The Stocks family first became aware they lost access to the Murphy Lane property when Stocks’ grandson was stopped for unwittingly trespassing there in the spring. Stocks and some of his siblings, children, and grandchildren wrote letters to the Grand County Planning Commission in the final weeks of the development’s approval, expressing how meaningful the area was to the family. Stocks’ sister, Lynda Stocks, wrote, “Walking or riding horses to access the wondrous Mill Creek brought a deep and abiding connection to the natural world.” His daughter, Cindy Stocks Montague, who still lives next door to her parents on Murphy Lane, also appeared with her father at the final public hearing. “It would mean so much to our family,” she said to the commission.
The motion to approve the development with an easement requirement passed unanimously despite previous differences in opinion.

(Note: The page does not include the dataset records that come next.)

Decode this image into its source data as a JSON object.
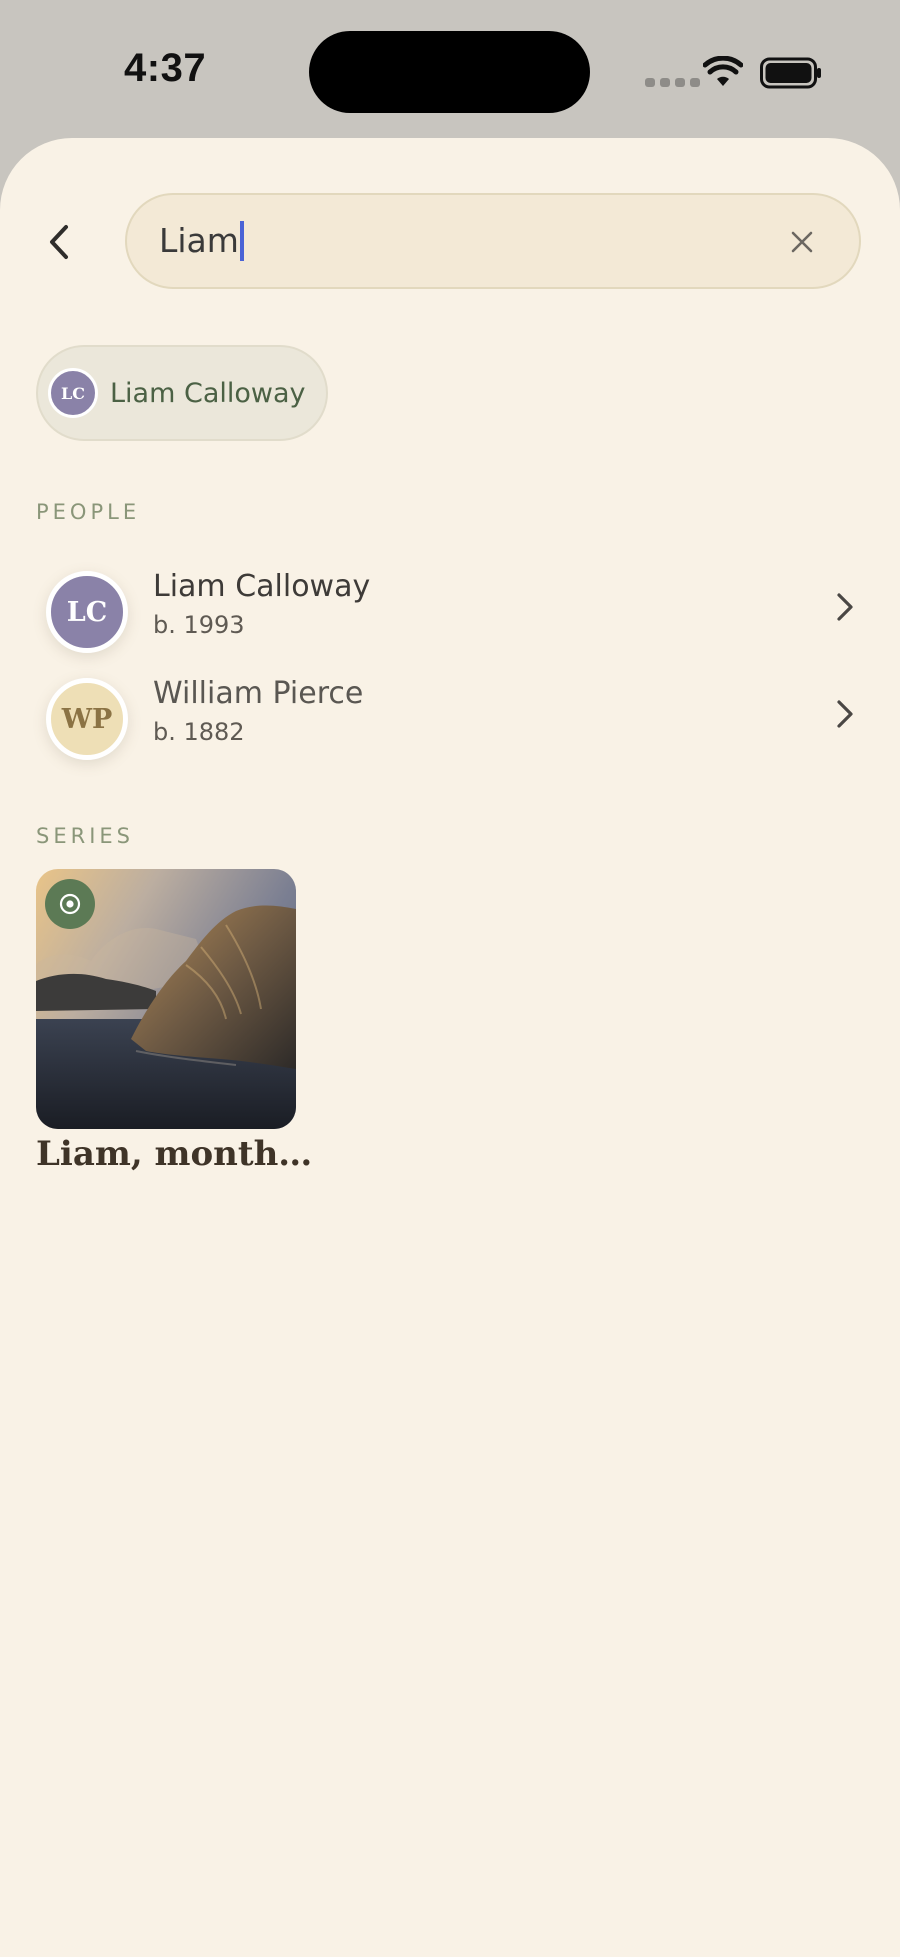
{
  "status_bar": {
    "time": "4:37",
    "icons": [
      "cellular-signal-icon",
      "wifi-icon",
      "battery-icon"
    ]
  },
  "header": {
    "back_icon": "chevron-left-icon",
    "search": {
      "value": "Liam",
      "clear_icon": "close-icon"
    }
  },
  "selected_chip": {
    "initials": "LC",
    "label": "Liam Calloway",
    "color": "#8a82a8"
  },
  "people": {
    "section_label": "PEOPLE",
    "items": [
      {
        "initials": "LC",
        "name": "Liam Calloway",
        "sub": "b. 1993",
        "avatar_color": "#8a82a8"
      },
      {
        "initials": "WP",
        "name": "William Pierce",
        "sub": "b. 1882",
        "avatar_color": "#eedfb6"
      }
    ]
  },
  "series": {
    "section_label": "SERIES",
    "items": [
      {
        "title": "Liam, month…",
        "badge_icon": "target-icon",
        "image": "coastal-cliff-sunset-photo"
      }
    ]
  },
  "colors": {
    "background": "#f9f2e6",
    "accent_green": "#5c7a55",
    "caret": "#4a63d6"
  }
}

“We are so grateful for Kevin Walker, it’s unbelievable what he did,” said Stocks Montague after the ruling. Walker, a planning commissioner, was largely responsible for the final decision in favor of the easement, having previously requested the commission table the item, which allowed the Stocks family to weigh in. Walker also acted as the most prominent voice at the meetings for preserving community and recreational access to public lands, a view Planning Commissioner Cricket Green had challenged.

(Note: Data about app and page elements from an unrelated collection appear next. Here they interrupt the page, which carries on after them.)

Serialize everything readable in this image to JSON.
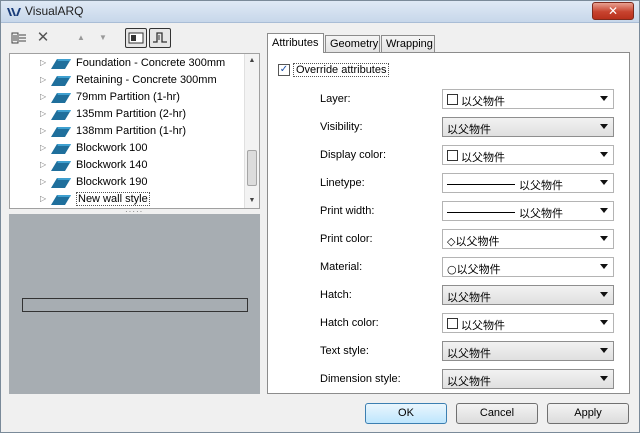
{
  "window": {
    "title": "VisualARQ",
    "close_label": "✕"
  },
  "toolbar": {
    "icons": [
      "style-manager-icon",
      "delete-icon",
      "move-up-icon",
      "move-down-icon",
      "plan-view-icon",
      "section-view-icon"
    ]
  },
  "tree": {
    "items": [
      {
        "label": "Foundation - Concrete 300mm"
      },
      {
        "label": "Retaining - Concrete 300mm"
      },
      {
        "label": "79mm Partition (1-hr)"
      },
      {
        "label": "135mm Partition (2-hr)"
      },
      {
        "label": "138mm Partition (1-hr)"
      },
      {
        "label": "Blockwork 100"
      },
      {
        "label": "Blockwork 140"
      },
      {
        "label": "Blockwork 190"
      },
      {
        "label": "New wall style",
        "selected": true
      }
    ]
  },
  "tabs": [
    "Attributes",
    "Geometry",
    "Wrapping"
  ],
  "attributes": {
    "override_label": "Override attributes",
    "override_checked": true,
    "rows": [
      {
        "label": "Layer:",
        "value": "以父物件",
        "kind": "swatch"
      },
      {
        "label": "Visibility:",
        "value": "以父物件",
        "kind": "filled"
      },
      {
        "label": "Display color:",
        "value": "以父物件",
        "kind": "swatch"
      },
      {
        "label": "Linetype:",
        "value": "以父物件",
        "kind": "line"
      },
      {
        "label": "Print width:",
        "value": "以父物件",
        "kind": "line"
      },
      {
        "label": "Print color:",
        "value": "◇以父物件",
        "kind": "plain"
      },
      {
        "label": "Material:",
        "value": "○以父物件",
        "kind": "plain"
      },
      {
        "label": "Hatch:",
        "value": "以父物件",
        "kind": "filled"
      },
      {
        "label": "Hatch color:",
        "value": "以父物件",
        "kind": "swatch"
      },
      {
        "label": "Text style:",
        "value": "以父物件",
        "kind": "filled"
      },
      {
        "label": "Dimension style:",
        "value": "以父物件",
        "kind": "filled"
      }
    ]
  },
  "buttons": {
    "ok": "OK",
    "cancel": "Cancel",
    "apply": "Apply"
  }
}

Green was the only planning commissioner initially opposed to the easement. During the tabling in October, she expressed her own frustration at the excessive length this particular development approval had been subjected to. Then, during the Nov. 13 meeting, prior to voting, she cited non-permitted trail access across other property lines as a reason the easement enforcement would be useless. Green asked, “Why have a trail leading to nothing?” But County Planning Commission Chair Gerrish Willis said, “I think (approving) bits and pieces are OK. Once a development is in place, it’s almost impossible to acquire access where there isn’t any. If there’s going to be public access through the property, the time is now.”

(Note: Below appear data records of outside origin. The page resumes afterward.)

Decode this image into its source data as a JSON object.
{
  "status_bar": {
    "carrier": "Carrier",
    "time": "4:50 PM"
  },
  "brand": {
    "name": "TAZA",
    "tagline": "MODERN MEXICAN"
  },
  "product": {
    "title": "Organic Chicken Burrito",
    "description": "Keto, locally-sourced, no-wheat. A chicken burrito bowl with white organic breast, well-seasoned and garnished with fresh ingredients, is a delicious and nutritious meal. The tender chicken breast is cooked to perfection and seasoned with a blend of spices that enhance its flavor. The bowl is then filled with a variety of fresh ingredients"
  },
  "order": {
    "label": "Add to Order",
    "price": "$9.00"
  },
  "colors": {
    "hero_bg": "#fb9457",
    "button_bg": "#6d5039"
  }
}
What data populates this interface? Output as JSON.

Landowner Diana Carroll initially cited vandalism and a consensus of opposition among neighbors as reasons for opposing the easement, but she conceded when the process dragged on.
Stocks Montague expressed sympathy for the added tension. “I don’t want to cause problems, or infringe on anyone else’s property,” she said. “I understand developments are going to happen, but I want a balance.”
Other commissioners followed in support. Planning Commissioner Rachel Nelson said, “Having a designated trail would minimize social trail impacts.” Walker added that a footpath to a scenic recreation area would be “of potential benefit to developers.”
Currently, the only access to the Mill Creek Rim Trail and Power Dam recreational area is via a parking lot off Powerhouse Lane, an increasingly congested area locals often feel has become overrun by tourists. In addition to approval, the easement was decreased in width by three feet due to its non-motorized designation and the compromise to minimize its impact. The 12-foot-wide path will travel between two proposed rural-residential lots and ascend to the trail.
When reflecting on walking the trail, both during her childhood and while pregnant with her own children, Stocks Montague said, “I’m so excited. I can’t wait to walk here again with my children, and their children. I owe this to my family members who aren’t here anymore to speak for themselves. I owe it to my children and my grandchildren, and future generations to come. The whole community deserves this. It’s going to become my favorite spot to walk my dogs.”
Her father agreed, “This land is dog and kid heaven.” Stocks was proud of having just celebrated his 60th wedding anniversary with his wife Marie, but was scratching his head at the condition of the road he built with a tractor almost 60 years ago. “This road’s gotten really messed up” he said comically. “I guess it needs more work.”